Scan the listing for "value" and copy out each line that has it.

+++ Provided data +++

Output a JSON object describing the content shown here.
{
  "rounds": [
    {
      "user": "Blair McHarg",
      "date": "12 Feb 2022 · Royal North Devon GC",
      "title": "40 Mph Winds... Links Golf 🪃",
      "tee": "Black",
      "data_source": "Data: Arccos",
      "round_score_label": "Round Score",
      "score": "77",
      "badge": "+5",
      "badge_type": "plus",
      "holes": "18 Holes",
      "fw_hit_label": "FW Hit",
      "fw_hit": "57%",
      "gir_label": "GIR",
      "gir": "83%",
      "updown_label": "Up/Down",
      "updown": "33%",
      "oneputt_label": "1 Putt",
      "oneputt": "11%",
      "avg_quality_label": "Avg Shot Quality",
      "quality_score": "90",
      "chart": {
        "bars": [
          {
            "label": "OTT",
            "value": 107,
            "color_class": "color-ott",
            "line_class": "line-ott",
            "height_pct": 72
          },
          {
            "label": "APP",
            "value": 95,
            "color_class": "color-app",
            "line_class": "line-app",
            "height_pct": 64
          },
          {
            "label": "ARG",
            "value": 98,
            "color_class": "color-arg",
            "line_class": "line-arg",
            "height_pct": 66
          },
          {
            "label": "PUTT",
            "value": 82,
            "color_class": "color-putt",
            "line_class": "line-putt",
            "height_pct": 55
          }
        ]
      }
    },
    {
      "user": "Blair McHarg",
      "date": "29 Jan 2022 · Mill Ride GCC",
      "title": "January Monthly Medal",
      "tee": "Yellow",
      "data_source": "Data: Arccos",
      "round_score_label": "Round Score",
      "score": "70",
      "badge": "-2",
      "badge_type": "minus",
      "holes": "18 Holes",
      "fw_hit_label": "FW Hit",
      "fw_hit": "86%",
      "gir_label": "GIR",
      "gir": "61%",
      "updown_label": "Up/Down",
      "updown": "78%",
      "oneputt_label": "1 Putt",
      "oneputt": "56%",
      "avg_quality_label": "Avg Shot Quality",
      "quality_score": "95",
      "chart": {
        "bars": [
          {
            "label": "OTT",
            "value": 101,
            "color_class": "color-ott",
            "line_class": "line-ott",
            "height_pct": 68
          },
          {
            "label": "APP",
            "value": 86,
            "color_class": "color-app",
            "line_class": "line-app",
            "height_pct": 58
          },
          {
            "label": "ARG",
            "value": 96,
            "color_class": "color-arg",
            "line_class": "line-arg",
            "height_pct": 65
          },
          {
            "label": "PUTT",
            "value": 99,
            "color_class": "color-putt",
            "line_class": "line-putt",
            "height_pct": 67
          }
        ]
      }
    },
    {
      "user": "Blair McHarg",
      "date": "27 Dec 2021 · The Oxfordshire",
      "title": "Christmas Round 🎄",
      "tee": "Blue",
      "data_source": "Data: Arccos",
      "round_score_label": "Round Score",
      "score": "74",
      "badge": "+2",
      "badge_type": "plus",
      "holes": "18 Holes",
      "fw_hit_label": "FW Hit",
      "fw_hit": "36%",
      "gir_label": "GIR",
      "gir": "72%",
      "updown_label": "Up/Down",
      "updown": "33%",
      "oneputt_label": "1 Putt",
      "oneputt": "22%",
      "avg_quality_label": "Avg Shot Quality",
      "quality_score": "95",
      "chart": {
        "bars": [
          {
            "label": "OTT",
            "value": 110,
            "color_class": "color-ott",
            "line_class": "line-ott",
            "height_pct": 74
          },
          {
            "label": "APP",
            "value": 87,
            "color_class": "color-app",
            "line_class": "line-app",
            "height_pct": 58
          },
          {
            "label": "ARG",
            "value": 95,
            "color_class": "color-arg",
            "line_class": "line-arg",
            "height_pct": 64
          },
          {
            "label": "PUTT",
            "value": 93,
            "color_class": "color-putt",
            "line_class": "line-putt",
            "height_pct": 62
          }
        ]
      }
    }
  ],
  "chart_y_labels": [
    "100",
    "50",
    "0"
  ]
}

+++

**Task solution**
            "value": 107,
            "value": 95,
            "value": 98,
            "value": 82,
            "value": 101,
            "value": 86,
            "value": 96,
            "value": 99,
            "value": 110,
            "value": 87,
            "value": 95,
            "value": 93,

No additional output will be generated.